*Problem*. Whenever a line of the data below holds the string "card", copy that line.

*Component data from apps and pages*.
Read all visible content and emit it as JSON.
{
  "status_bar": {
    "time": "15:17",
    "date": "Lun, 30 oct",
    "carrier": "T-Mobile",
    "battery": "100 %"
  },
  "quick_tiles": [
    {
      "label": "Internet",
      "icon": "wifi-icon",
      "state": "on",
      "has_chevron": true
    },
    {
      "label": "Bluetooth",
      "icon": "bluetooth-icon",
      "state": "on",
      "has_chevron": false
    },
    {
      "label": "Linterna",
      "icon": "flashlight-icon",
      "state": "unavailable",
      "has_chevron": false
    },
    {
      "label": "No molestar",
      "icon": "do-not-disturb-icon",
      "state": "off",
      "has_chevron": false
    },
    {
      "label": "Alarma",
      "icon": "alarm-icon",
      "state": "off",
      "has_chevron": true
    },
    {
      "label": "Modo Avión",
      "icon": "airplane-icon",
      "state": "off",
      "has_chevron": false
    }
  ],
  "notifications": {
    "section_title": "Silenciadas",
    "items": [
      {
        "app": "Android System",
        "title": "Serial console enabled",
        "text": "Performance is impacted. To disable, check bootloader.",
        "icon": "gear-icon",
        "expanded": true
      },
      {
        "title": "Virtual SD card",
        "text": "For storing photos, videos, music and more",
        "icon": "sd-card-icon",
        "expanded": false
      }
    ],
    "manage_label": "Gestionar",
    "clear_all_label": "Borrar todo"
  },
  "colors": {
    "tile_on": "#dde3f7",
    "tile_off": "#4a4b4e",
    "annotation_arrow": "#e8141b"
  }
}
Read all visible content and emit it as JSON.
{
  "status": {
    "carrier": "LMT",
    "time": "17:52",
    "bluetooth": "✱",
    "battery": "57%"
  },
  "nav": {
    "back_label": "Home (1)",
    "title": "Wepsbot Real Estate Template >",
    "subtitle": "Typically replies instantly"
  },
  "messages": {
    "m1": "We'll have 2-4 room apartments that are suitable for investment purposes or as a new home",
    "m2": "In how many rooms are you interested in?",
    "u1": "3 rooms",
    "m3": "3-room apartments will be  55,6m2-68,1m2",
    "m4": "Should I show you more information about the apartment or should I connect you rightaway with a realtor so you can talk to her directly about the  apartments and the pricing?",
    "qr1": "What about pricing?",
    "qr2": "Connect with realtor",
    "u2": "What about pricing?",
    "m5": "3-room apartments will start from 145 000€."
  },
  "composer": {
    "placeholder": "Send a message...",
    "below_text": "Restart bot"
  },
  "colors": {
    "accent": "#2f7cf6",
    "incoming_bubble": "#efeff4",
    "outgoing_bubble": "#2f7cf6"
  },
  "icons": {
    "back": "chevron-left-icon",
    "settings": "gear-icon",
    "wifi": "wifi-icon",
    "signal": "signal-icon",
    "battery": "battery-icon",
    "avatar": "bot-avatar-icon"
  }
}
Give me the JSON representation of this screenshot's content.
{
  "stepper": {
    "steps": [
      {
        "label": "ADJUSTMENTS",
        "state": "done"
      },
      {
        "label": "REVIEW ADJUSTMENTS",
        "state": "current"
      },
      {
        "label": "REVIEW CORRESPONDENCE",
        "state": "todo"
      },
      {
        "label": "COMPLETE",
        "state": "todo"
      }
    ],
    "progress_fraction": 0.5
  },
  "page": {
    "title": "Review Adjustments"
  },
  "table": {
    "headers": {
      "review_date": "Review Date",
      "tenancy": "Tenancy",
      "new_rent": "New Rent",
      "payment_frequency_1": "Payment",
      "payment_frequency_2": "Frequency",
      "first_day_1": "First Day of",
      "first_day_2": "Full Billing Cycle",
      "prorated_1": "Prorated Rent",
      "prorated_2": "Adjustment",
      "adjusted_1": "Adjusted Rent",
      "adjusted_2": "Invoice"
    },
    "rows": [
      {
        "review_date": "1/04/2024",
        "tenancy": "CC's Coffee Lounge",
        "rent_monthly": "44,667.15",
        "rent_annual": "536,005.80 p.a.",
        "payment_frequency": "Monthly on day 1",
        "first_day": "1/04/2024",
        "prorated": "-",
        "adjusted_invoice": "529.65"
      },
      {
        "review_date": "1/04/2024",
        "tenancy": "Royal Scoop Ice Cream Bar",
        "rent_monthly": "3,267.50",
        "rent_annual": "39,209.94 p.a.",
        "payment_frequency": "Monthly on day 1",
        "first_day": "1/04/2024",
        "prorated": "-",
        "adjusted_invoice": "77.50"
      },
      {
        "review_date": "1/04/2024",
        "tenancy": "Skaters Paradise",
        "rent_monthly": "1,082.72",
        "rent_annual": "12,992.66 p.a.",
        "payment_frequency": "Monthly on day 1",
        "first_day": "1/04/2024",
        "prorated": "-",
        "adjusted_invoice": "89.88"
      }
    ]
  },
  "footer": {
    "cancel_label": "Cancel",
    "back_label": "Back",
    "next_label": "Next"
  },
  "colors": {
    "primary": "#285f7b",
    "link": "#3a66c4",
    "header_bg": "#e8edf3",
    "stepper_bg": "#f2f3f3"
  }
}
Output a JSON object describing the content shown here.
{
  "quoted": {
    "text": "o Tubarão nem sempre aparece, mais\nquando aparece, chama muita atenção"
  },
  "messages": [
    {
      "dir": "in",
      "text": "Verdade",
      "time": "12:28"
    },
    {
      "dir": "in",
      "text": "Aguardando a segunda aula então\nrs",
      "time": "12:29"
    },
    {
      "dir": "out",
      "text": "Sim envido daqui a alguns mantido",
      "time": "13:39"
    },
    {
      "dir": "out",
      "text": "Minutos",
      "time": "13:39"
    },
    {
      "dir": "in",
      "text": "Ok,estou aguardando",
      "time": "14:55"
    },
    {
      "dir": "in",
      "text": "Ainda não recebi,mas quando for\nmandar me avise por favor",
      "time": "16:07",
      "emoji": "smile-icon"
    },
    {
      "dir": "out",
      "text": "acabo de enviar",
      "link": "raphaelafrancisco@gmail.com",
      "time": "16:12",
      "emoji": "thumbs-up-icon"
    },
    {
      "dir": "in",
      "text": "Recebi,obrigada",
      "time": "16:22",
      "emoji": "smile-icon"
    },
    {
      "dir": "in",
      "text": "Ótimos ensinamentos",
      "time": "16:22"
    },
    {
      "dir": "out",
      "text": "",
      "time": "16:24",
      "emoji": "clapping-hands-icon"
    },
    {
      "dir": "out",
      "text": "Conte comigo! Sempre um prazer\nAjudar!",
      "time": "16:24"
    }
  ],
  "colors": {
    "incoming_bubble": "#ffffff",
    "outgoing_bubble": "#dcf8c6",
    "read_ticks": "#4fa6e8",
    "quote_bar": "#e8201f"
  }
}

*Answer to the problem*.
        "title": "Virtual SD card",
        "icon": "sd-card-icon",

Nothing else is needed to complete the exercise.